physicsString Tension is the magnitude of the pulling force exerted by a string, cable, chain, or similar object on another object. Tension is measured Newtons (kgm/s2) and is always parallel to the string on which it applies. There are two basic possibilities for systems of objects held by strings."Physics for Scientists and Engineers with Modern Physics", Section 5.7. Seventh Edition, Brooks/Cole Cengage Learning, 2008.] Either acceleration is zero and the system is therefore in equilibrium or there acceleration and therefore a net force is present. Note that a string is assumed to have "negligible mass."
ystem in Equilibrium
A system is in equilibrium when the sum of all forces is zero.
For example consider a system consisting of an object that is being lowered vertically by a string with tension, T, at a constant velocity. The system has a constant velocity and is therefore in equilibrium because the tension, in the string (which is pulling up on the object) is equal to the force of gravity, mg, (which is pulling down on the object). (Assume up is positive and down is negative.)
ystem Under Net Force
A system has a net force when an unbalanced force is exerted on it. An equivalent statement is the sum of all forces is not zero. Acceleration and net force always exist together.
For example consider the same system as above but suppose the object is now being lowered with in an increasing velocity downwards (negative acceleration) therefore there exists a net force somewhere in the system. In this case negative acceleration would indicate that | mg | > | T |.
trings in Modern Physics
String-like objects in relativistic theories, such as the strings used in some models of interactions between

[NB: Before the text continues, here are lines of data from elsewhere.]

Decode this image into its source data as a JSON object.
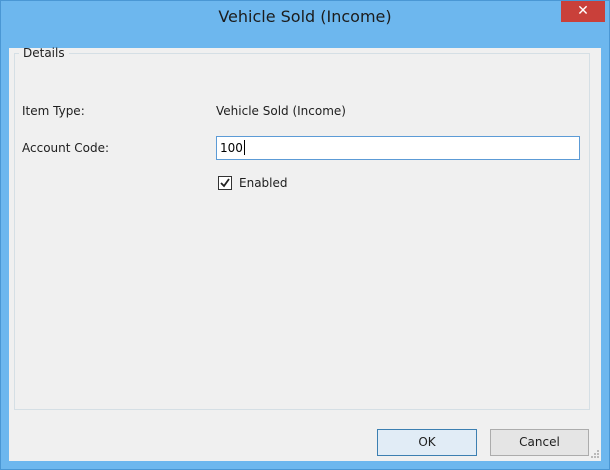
{
  "window": {
    "title": "Vehicle Sold (Income)",
    "close_icon": "close-icon",
    "colors": {
      "titlebar": "#6db7ee",
      "close": "#c9403a",
      "client": "#f0f0f0"
    }
  },
  "details": {
    "group_label": "Details",
    "item_type_label": "Item Type:",
    "item_type_value": "Vehicle Sold (Income)",
    "account_code_label": "Account Code:",
    "account_code_value": "100",
    "enabled_label": "Enabled",
    "enabled_checked": true
  },
  "buttons": {
    "ok_label": "OK",
    "cancel_label": "Cancel"
  }
}
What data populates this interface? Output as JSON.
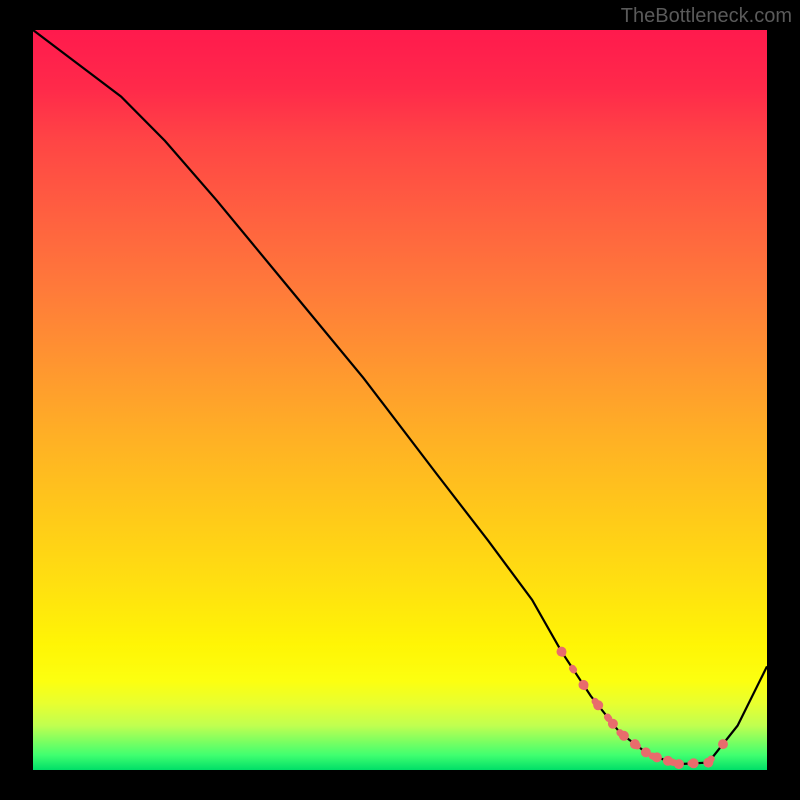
{
  "watermark": "TheBottleneck.com",
  "chart_data": {
    "type": "line",
    "title": "",
    "xlabel": "",
    "ylabel": "",
    "xlim": [
      0,
      100
    ],
    "ylim": [
      0,
      100
    ],
    "series": [
      {
        "name": "curve",
        "x": [
          0,
          4,
          8,
          12,
          18,
          25,
          35,
          45,
          55,
          62,
          68,
          72,
          76,
          80,
          84,
          88,
          92,
          96,
          100
        ],
        "y": [
          100,
          97,
          94,
          91,
          85,
          77,
          65,
          53,
          40,
          31,
          23,
          16,
          10,
          5,
          2,
          0.8,
          1,
          6,
          14
        ]
      }
    ],
    "dot_segment": {
      "start_pct": 72,
      "end_pct": 94,
      "color": "#e86c6c"
    },
    "gradient": {
      "top": "#ff1a4d",
      "bottom": "#00de68"
    }
  }
}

quarks, or those used in the modern string theory, also possess tension. These strings are analyzed in terms of their world sheet, and the energy is then typically proportional to the length of the string. As a result, the tension in such strings is independent of the amount of stretching.
Wikimedia Foundation. 2010.